WHAT THE EXERCISE ASKS:
Check each line of the data below for the string "驱邪免灾", then state how many have it and nothing else.

*** PROVIDED INFORMATION Section Begins ***

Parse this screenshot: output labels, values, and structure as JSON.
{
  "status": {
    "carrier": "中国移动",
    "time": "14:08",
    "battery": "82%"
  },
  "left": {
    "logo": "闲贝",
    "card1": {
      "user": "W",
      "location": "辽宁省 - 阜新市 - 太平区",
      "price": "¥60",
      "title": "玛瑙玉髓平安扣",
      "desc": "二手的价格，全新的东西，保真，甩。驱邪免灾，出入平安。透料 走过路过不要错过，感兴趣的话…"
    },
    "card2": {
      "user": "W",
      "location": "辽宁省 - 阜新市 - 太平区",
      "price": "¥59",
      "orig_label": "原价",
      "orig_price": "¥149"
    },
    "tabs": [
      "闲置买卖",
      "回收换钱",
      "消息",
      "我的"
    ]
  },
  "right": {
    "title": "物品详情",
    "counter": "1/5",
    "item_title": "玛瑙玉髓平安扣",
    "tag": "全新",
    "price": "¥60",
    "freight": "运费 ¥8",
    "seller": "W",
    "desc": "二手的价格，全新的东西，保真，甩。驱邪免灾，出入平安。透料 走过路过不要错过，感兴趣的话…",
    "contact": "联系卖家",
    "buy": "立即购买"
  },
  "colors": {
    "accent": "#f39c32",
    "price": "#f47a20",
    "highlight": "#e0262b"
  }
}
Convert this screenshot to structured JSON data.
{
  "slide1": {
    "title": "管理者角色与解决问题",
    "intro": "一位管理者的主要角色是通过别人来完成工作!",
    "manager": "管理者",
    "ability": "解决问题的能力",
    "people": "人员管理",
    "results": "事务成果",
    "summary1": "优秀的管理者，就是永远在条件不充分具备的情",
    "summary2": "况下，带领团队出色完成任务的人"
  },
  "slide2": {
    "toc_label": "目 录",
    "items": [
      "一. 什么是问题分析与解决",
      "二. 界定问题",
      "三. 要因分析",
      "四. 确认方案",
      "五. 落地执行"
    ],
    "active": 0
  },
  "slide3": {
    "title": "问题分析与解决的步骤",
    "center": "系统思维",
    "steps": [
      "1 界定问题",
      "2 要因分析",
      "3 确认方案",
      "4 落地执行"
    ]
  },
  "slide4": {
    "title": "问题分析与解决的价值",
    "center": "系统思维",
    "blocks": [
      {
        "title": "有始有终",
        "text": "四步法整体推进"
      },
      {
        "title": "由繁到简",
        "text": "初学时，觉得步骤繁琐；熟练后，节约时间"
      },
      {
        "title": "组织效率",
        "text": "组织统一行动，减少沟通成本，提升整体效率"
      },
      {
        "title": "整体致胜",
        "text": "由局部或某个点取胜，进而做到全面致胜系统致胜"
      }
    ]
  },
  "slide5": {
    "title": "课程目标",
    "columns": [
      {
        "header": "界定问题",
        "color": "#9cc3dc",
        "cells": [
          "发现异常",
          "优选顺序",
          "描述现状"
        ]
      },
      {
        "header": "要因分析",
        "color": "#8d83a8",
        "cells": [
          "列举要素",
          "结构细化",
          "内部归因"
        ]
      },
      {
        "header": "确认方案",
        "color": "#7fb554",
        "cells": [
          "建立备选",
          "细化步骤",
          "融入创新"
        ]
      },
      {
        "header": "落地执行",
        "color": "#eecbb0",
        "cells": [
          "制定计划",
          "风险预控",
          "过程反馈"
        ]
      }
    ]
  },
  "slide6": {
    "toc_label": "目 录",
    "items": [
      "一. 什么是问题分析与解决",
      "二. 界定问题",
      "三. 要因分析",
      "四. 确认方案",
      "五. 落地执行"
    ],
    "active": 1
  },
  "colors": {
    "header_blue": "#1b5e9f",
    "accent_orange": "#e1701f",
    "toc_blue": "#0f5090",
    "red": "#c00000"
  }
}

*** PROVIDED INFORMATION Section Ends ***

EXERCISE OUTPUT:
2